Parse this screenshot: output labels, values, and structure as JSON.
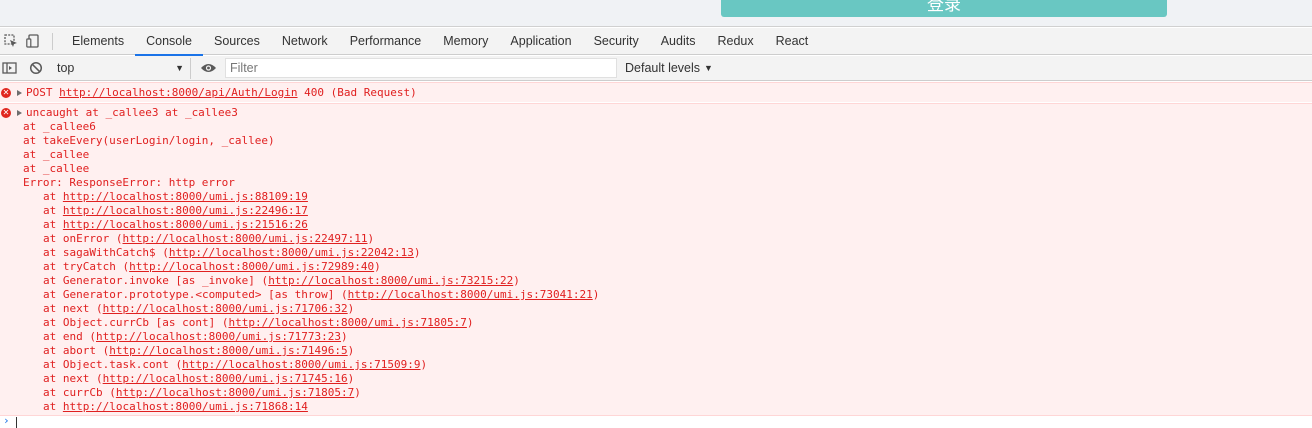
{
  "page": {
    "login_button_label": "登录"
  },
  "devtools": {
    "tabs": [
      {
        "label": "Elements"
      },
      {
        "label": "Console"
      },
      {
        "label": "Sources"
      },
      {
        "label": "Network"
      },
      {
        "label": "Performance"
      },
      {
        "label": "Memory"
      },
      {
        "label": "Application"
      },
      {
        "label": "Security"
      },
      {
        "label": "Audits"
      },
      {
        "label": "Redux"
      },
      {
        "label": "React"
      }
    ],
    "active_tab": "Console",
    "accent_color": "#1a73e8"
  },
  "toolbar": {
    "context": "top",
    "filter_placeholder": "Filter",
    "levels_label": "Default levels"
  },
  "messages": {
    "post": {
      "method": "POST",
      "url": "http://localhost:8000/api/Auth/Login",
      "status": "400 (Bad Request)"
    },
    "uncaught": {
      "head": "uncaught at _callee3 at _callee3",
      "saga_lines": [
        "at _callee6",
        "at takeEvery(userLogin/login, _callee)",
        "at _callee",
        "at _callee",
        "Error: ResponseError: http error"
      ],
      "stack": [
        {
          "prefix": "at ",
          "fn": "",
          "url": "http://localhost:8000/umi.js:88109:19"
        },
        {
          "prefix": "at ",
          "fn": "",
          "url": "http://localhost:8000/umi.js:22496:17"
        },
        {
          "prefix": "at ",
          "fn": "",
          "url": "http://localhost:8000/umi.js:21516:26"
        },
        {
          "prefix": "at ",
          "fn": "onError",
          "url": "http://localhost:8000/umi.js:22497:11"
        },
        {
          "prefix": "at ",
          "fn": "sagaWithCatch$",
          "url": "http://localhost:8000/umi.js:22042:13"
        },
        {
          "prefix": "at ",
          "fn": "tryCatch",
          "url": "http://localhost:8000/umi.js:72989:40"
        },
        {
          "prefix": "at ",
          "fn": "Generator.invoke [as _invoke]",
          "url": "http://localhost:8000/umi.js:73215:22"
        },
        {
          "prefix": "at ",
          "fn": "Generator.prototype.<computed> [as throw]",
          "url": "http://localhost:8000/umi.js:73041:21"
        },
        {
          "prefix": "at ",
          "fn": "next",
          "url": "http://localhost:8000/umi.js:71706:32"
        },
        {
          "prefix": "at ",
          "fn": "Object.currCb [as cont]",
          "url": "http://localhost:8000/umi.js:71805:7"
        },
        {
          "prefix": "at ",
          "fn": "end",
          "url": "http://localhost:8000/umi.js:71773:23"
        },
        {
          "prefix": "at ",
          "fn": "abort",
          "url": "http://localhost:8000/umi.js:71496:5"
        },
        {
          "prefix": "at ",
          "fn": "Object.task.cont",
          "url": "http://localhost:8000/umi.js:71509:9"
        },
        {
          "prefix": "at ",
          "fn": "next",
          "url": "http://localhost:8000/umi.js:71745:16"
        },
        {
          "prefix": "at ",
          "fn": "currCb",
          "url": "http://localhost:8000/umi.js:71805:7"
        },
        {
          "prefix": "at ",
          "fn": "",
          "url": "http://localhost:8000/umi.js:71868:14"
        }
      ]
    },
    "error_color": "#e02020"
  }
}
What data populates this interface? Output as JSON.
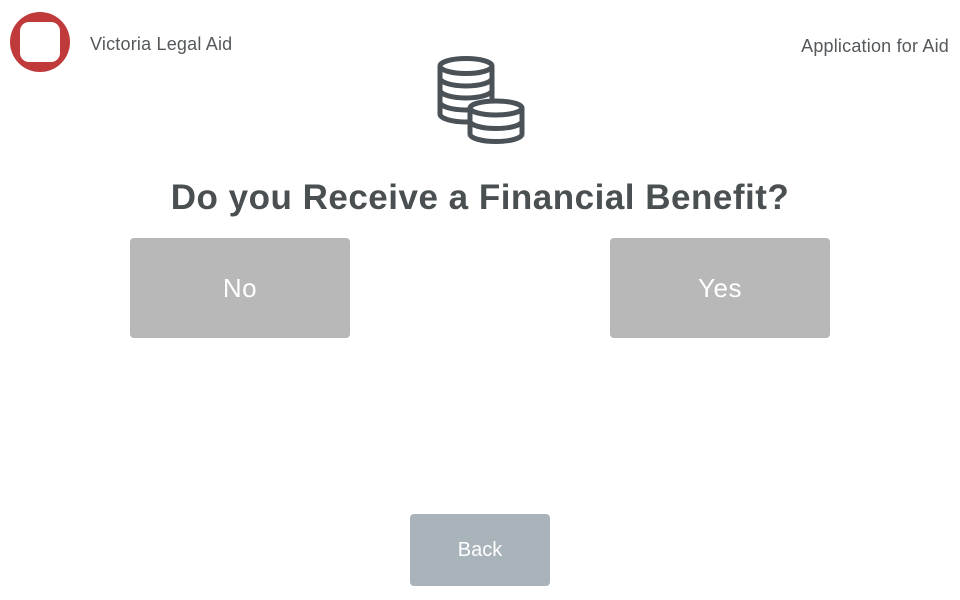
{
  "header": {
    "org_name": "Victoria Legal Aid",
    "page_label": "Application for Aid",
    "logo_color": "#c0393b"
  },
  "main": {
    "icon": "coins-icon",
    "question": "Do you Receive a Financial Benefit?",
    "options": [
      {
        "label": "No"
      },
      {
        "label": "Yes"
      }
    ]
  },
  "footer": {
    "back_label": "Back"
  },
  "colors": {
    "option_button": "#b8b8b8",
    "back_button": "#a9b3ba",
    "text": "#4a4f52"
  }
}
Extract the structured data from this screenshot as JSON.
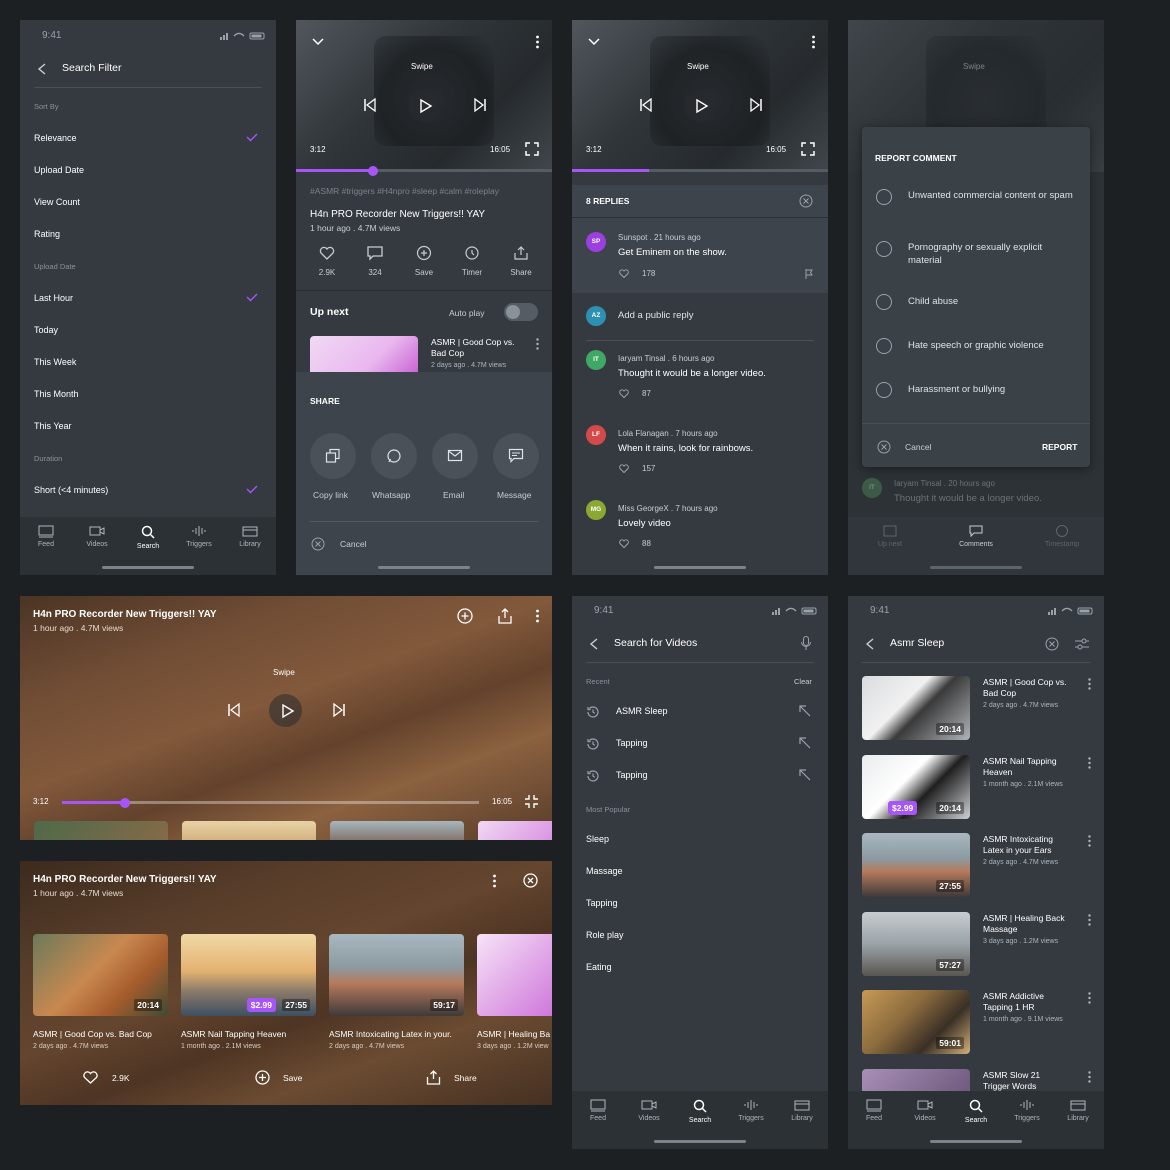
{
  "status_time": "9:41",
  "filter": {
    "title": "Search Filter",
    "sort_by": "Sort By",
    "sort_items": [
      "Relevance",
      "Upload Date",
      "View Count",
      "Rating"
    ],
    "upload_date": "Upload Date",
    "date_items": [
      "Last Hour",
      "Today",
      "This Week",
      "This Month",
      "This Year"
    ],
    "duration": "Duration",
    "duration_items": [
      "Short (<4 minutes)"
    ]
  },
  "nav": {
    "feed": "Feed",
    "videos": "Videos",
    "search": "Search",
    "triggers": "Triggers",
    "library": "Library"
  },
  "player": {
    "swipe": "Swipe",
    "elapsed": "3:12",
    "total": "16:05",
    "progress": 0.3,
    "tags": "#ASMR #triggers #H4npro #sleep #calm #roleplay",
    "title": "H4n PRO Recorder New Triggers!! YAY",
    "meta": "1 hour ago . 4.7M views",
    "likes": "2.9K",
    "comments": "324",
    "save": "Save",
    "timer": "Timer",
    "share": "Share",
    "up_next": "Up next",
    "autoplay": "Auto play",
    "next_title_1": "ASMR | Good Cop vs.",
    "next_title_2": "Bad Cop",
    "next_meta": "2 days ago . 4.7M views"
  },
  "share_sheet": {
    "heading": "SHARE",
    "options": [
      "Copy link",
      "Whatsapp",
      "Email",
      "Message"
    ],
    "cancel": "Cancel"
  },
  "replies": {
    "heading": "8 REPLIES",
    "top": {
      "initials": "SP",
      "meta": "Sunspot . 21 hours ago",
      "text": "Get Eminem on the show.",
      "likes": "178"
    },
    "add_reply": {
      "initials": "AZ",
      "placeholder": "Add a public reply"
    },
    "items": [
      {
        "initials": "IT",
        "meta": "Iaryam Tinsal . 6 hours ago",
        "text": "Thought it would be a longer video.",
        "likes": "87",
        "color": "#3fa865"
      },
      {
        "initials": "LF",
        "meta": "Lola Flanagan . 7 hours ago",
        "text": "When it rains, look for rainbows.",
        "likes": "157",
        "color": "#d34a4a"
      },
      {
        "initials": "MG",
        "meta": "Miss GeorgeX . 7 hours ago",
        "text": "Lovely video",
        "likes": "88",
        "color": "#8aa832"
      }
    ]
  },
  "report": {
    "heading": "REPORT COMMENT",
    "options": [
      "Unwanted commercial content or spam",
      "Pornography or sexually explicit material",
      "Child abuse",
      "Hate speech or graphic violence",
      "Harassment or bullying"
    ],
    "cancel": "Cancel",
    "submit": "REPORT",
    "bg_meta": "Iaryam Tinsal . 20 hours ago",
    "bg_text": "Thought it would be a longer video.",
    "bg_initials": "IT",
    "tabs": [
      "Up next",
      "Comments",
      "Timestamp"
    ]
  },
  "landscape": {
    "title": "H4n PRO Recorder New Triggers!! YAY",
    "meta": "1 hour ago . 4.7M views",
    "swipe": "Swipe",
    "elapsed": "3:12",
    "total": "16:05",
    "progress": 0.15
  },
  "landscape_list": {
    "title": "H4n PRO Recorder New Triggers!! YAY",
    "meta": "1 hour ago . 4.7M views",
    "cards": [
      {
        "title": "ASMR | Good Cop vs. Bad Cop",
        "meta": "2 days ago . 4.7M views",
        "duration": "20:14",
        "price": ""
      },
      {
        "title": "ASMR Nail Tapping Heaven",
        "meta": "1 month ago . 2.1M views",
        "duration": "27:55",
        "price": "$2.99"
      },
      {
        "title": "ASMR Intoxicating Latex in your.",
        "meta": "2 days ago . 4.7M views",
        "duration": "59:17",
        "price": ""
      },
      {
        "title": "ASMR | Healing Ba",
        "meta": "3 days ago . 1.2M view",
        "duration": "",
        "price": ""
      }
    ],
    "likes": "2.9K",
    "save": "Save",
    "share": "Share"
  },
  "search": {
    "placeholder": "Search for Videos",
    "recent": "Recent",
    "clear": "Clear",
    "recent_items": [
      "ASMR Sleep",
      "Tapping",
      "Tapping"
    ],
    "popular": "Most Popular",
    "popular_items": [
      "Sleep",
      "Massage",
      "Tapping",
      "Role play",
      "Eating"
    ]
  },
  "results": {
    "query": "Asmr Sleep",
    "items": [
      {
        "t1": "ASMR | Good Cop vs.",
        "t2": "Bad Cop",
        "meta": "2 days ago . 4.7M views",
        "duration": "20:14",
        "price": ""
      },
      {
        "t1": "ASMR Nail Tapping",
        "t2": "Heaven",
        "meta": "1 month ago . 2.1M views",
        "duration": "20:14",
        "price": "$2.99"
      },
      {
        "t1": "ASMR Intoxicating",
        "t2": "Latex in your Ears",
        "meta": "2 days ago . 4.7M views",
        "duration": "27:55",
        "price": ""
      },
      {
        "t1": "ASMR | Healing Back",
        "t2": "Massage",
        "meta": "3 days ago . 1.2M views",
        "duration": "57:27",
        "price": ""
      },
      {
        "t1": "ASMR Addictive",
        "t2": "Tapping 1 HR",
        "meta": "1 month ago . 9.1M views",
        "duration": "59:01",
        "price": ""
      },
      {
        "t1": "ASMR Slow 21",
        "t2": "Trigger Words",
        "meta": "",
        "duration": "",
        "price": ""
      }
    ]
  },
  "colors": {
    "accent": "#a855f7",
    "background": "#1c2023",
    "panel": "#343a40"
  }
}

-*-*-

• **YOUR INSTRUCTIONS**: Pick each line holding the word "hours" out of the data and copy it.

• **THE ANSWER**:
      "meta": "Sunspot . 21 hours ago",
        "meta": "Iaryam Tinsal . 6 hours ago",
        "meta": "Lola Flanagan . 7 hours ago",
        "meta": "Miss GeorgeX . 7 hours ago",
    "bg_meta": "Iaryam Tinsal . 20 hours ago",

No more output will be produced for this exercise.